As to be expected, the article heaps boundless praise on the technology, which is on the verge of going live. Soon, harried shoppers will no longer have to fumble around in their purses to find their credit cards. Just stare blankly into the “in-store facial recognition machines” and you’re on your way. In addition to that small convenience it provides the consumer, it also has the added ‘advantage’ of making people spend more money, since the ‘frictionless’ transaction gives the illusion, and a potentially dangerous one at that considering the US consumer’s outstanding debt burden, that no dirty money has traded hands.
Still, something doesn’t feel right. Perhaps it has to do with the summary of the article, which says that the deployment of facial recognition will remove “the last physical barrier between our bodies and Corporate America.” I felt the urge to take a very hot shower after reading that line.

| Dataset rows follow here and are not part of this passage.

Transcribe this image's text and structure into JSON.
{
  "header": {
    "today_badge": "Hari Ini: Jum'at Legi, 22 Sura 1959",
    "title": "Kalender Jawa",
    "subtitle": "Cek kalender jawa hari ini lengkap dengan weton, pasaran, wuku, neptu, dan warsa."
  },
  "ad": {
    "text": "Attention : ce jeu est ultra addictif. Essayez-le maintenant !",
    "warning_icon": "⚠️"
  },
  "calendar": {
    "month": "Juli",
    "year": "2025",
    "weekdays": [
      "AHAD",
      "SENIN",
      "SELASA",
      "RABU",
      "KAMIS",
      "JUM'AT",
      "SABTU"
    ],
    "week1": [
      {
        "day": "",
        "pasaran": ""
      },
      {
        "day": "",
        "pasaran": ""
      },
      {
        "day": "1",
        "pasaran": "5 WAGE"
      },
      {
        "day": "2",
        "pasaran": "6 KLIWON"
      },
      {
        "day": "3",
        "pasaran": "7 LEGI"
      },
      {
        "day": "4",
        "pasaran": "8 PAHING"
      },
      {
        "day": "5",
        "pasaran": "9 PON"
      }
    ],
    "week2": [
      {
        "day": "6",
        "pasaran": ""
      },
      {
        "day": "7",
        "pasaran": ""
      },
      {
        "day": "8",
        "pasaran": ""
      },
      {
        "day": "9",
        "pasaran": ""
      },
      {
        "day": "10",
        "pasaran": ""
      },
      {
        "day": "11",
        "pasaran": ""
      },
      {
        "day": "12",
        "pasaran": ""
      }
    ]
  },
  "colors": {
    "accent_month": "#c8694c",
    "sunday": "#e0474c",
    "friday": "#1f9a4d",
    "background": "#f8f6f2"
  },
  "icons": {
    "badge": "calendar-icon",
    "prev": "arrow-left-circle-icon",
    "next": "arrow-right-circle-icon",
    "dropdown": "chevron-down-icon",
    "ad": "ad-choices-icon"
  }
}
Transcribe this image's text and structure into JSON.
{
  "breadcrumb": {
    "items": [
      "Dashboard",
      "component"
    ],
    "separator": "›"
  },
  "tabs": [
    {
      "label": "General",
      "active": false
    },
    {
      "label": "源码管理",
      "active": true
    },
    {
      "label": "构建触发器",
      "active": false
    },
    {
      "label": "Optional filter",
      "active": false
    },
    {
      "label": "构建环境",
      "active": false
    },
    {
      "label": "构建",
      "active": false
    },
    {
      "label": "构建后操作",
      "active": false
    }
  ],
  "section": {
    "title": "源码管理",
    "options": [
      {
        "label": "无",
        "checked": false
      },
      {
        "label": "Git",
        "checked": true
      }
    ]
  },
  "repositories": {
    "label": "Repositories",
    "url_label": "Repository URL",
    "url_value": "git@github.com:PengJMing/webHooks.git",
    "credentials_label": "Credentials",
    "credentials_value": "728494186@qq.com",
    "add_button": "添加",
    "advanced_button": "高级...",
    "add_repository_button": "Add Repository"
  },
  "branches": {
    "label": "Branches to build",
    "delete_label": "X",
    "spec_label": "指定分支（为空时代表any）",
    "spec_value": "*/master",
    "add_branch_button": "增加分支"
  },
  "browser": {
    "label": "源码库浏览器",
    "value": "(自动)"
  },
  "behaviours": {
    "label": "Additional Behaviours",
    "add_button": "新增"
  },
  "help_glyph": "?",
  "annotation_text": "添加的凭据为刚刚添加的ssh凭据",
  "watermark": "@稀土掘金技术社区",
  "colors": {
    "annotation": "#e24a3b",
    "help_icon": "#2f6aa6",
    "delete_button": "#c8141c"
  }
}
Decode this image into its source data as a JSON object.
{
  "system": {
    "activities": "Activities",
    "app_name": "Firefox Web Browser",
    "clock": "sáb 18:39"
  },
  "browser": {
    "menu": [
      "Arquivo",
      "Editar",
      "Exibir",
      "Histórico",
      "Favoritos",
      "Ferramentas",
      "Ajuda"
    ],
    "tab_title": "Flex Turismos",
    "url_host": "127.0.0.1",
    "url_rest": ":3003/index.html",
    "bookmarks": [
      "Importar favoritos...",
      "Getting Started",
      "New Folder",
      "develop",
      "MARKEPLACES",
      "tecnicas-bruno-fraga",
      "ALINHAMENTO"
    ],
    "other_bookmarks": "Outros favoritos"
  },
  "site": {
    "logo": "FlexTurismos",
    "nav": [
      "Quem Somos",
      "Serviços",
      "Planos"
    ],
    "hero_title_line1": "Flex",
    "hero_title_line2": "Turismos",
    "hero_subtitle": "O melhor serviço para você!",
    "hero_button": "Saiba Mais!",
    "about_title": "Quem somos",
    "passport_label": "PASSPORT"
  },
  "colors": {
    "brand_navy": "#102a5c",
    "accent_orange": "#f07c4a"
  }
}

And later in the same article, the creep factor went into overdrive with a similar quote by Aram Sinnreich, associate professor of communication studies at American University.
“Every technological necessity exists in the real world and is used commercially,” Sinnreich said matter-of-factly. “It’s the neoliberal takeover of the human body.”
Yet, another loaded comment, and one that screams ‘enslavement’ minus the unfashionable chains of yesteryear. The question is, who will exactly benefit from this so-called “technological necessity” and to what end? The only real benefits that I can see from facial recognition, at least from the consumers’ perspective, are that people no longer have to worry about losing their wallets, or wasting an extra 30 seconds using their credit cards.